Nor is this all. ' However rich in mineral wealth the Peninsula was supposed to be, no one ever imagined that the land, was suitable for agriculture. Indeed within the last half -a-dozen years it has been confidently asserted that the barren desert, as it was called, would never yield a reward to the husbandman. This vaticination, however, has proved to be incorrect. Excellent crops of wheat and hay have been raised in the Wallaroo district, and when once the experiment was proved to be successful, and it was shown that the Peninsula was not unsuitable for agricultural purposes, a considerable number of persons took up land with a view to cultivation. At the present season a large quantity of land is under wheat. Spirited proprietors have fenced in -good-sized sections, and now young wheat crops ate springing up in all directions. A great deal of the land lying between Kadina and Wallaroo Bay is of excellent quality ; and, with a moderate share of rain, will produce good crops. Many of the settlershave purchased email allotments of from five to twenty acres, which they have brought under successful cultivation. It is difficult to estimate the value of such pursuits to the people in the mining districts.
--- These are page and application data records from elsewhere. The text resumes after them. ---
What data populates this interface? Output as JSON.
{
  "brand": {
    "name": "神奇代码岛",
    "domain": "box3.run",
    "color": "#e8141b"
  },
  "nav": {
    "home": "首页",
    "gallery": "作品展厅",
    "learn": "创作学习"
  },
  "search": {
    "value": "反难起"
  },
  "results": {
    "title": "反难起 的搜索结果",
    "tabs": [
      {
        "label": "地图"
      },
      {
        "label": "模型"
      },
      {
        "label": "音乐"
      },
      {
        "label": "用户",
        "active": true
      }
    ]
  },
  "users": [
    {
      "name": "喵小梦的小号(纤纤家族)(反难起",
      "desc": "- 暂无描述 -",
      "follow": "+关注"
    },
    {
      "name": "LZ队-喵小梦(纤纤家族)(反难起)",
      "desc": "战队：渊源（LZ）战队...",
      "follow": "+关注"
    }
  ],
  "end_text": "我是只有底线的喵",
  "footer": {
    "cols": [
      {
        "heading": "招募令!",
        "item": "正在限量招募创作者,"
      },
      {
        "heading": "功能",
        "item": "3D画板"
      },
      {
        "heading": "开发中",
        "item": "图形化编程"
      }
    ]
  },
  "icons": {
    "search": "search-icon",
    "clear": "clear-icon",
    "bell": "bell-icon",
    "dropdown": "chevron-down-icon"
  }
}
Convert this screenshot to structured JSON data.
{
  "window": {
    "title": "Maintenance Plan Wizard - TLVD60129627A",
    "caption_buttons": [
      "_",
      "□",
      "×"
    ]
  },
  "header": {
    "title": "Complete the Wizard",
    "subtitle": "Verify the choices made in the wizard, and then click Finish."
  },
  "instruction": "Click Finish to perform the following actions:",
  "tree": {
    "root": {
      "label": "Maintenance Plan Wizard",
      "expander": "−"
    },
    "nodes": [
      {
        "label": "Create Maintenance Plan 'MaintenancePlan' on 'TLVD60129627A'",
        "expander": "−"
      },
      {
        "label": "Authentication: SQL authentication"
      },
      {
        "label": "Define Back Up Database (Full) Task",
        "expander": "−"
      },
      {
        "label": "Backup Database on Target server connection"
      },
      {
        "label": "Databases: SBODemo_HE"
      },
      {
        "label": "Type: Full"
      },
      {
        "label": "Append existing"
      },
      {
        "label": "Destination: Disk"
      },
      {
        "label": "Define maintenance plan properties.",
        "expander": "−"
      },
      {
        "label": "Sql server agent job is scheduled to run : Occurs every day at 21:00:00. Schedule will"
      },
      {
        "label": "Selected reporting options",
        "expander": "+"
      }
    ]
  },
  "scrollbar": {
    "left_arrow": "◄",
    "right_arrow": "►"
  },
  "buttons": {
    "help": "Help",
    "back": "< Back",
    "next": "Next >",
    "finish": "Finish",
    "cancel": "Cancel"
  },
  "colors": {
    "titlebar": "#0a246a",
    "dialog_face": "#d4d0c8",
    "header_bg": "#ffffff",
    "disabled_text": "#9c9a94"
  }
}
Hitherto all that has been consumed by the people had to be brought from a distance, and, of course, was sold to the residents at a large increase of price. Now there is a prospect of. wheat, hay, and vegetables being produced in large quantities within a few miles of the population. Probably these products will not be sufficient' to supply the whole wants of the people for some time, but they will assist materially towards this object. We are glad to see that the miners themselves have devoted their surplus time to cottage-gardening, and that they are raising good and useful crops of vegetables. They have outlived the notion that the soil is utterly barren. They have put to the test the forces of Nature, and have proved that, although she is coy to woo, she may by honest endeavor be both wooed and won. There is every reason to believe that there is a great future before Yorke's Peninsula. There are untold mineral treasures yet to be developed. From all we can learn, we have reason to believe that we are only on the verge of great discoveries yet to be made. The earth is full of riches. Much money has undoubtedly been lost in mining speculations there, but in almost every instance when sufficient capital has enabled operations to be prosecuted vigorously, the reward has been certain. But for the wealth drawn from the bowels of the earth on Yorke's Peninsula we should have been in a sorry plight during the last few years. Though the price of copper has been exceptionally low, employment has been found for thousands of families, and the money earned by them has been distributed over the whole colony. We hope as it has been in the past so it will be in the future, and more abundantly.